▶ _PROBLEM TO SOLVE_
The answer should be each line of the records that contains the word "Notifications"; please copy them all.
========================
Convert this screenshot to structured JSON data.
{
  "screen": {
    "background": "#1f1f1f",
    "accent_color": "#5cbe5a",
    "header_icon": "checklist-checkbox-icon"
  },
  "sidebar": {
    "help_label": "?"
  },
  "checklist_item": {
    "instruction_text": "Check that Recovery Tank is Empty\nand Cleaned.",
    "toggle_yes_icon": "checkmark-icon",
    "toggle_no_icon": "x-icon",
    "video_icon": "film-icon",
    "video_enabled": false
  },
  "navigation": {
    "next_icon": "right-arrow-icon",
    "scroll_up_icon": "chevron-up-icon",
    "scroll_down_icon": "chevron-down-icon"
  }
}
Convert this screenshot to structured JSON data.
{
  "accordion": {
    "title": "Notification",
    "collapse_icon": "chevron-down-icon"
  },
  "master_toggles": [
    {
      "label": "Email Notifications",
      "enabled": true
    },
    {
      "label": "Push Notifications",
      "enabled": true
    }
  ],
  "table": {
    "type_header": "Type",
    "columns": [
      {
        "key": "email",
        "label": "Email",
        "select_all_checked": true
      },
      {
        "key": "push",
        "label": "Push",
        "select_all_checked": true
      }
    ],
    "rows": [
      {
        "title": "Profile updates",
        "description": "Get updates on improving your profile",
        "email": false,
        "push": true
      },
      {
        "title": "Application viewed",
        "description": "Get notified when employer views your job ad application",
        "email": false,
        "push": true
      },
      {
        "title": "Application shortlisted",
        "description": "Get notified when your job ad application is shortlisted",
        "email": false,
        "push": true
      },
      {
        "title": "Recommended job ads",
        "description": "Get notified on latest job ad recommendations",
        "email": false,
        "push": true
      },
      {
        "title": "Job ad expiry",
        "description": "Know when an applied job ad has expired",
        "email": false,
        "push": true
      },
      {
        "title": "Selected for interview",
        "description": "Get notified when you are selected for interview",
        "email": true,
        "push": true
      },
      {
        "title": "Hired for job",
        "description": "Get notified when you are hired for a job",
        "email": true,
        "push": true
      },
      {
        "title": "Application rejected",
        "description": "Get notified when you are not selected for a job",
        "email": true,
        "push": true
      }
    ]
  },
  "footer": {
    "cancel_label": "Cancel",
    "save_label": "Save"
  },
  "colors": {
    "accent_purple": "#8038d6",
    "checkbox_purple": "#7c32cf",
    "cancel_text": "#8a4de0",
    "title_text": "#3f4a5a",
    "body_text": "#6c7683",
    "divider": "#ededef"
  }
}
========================
▶ _TASK ANSWER_
      "label": "Email Notifications",
      "label": "Push Notifications",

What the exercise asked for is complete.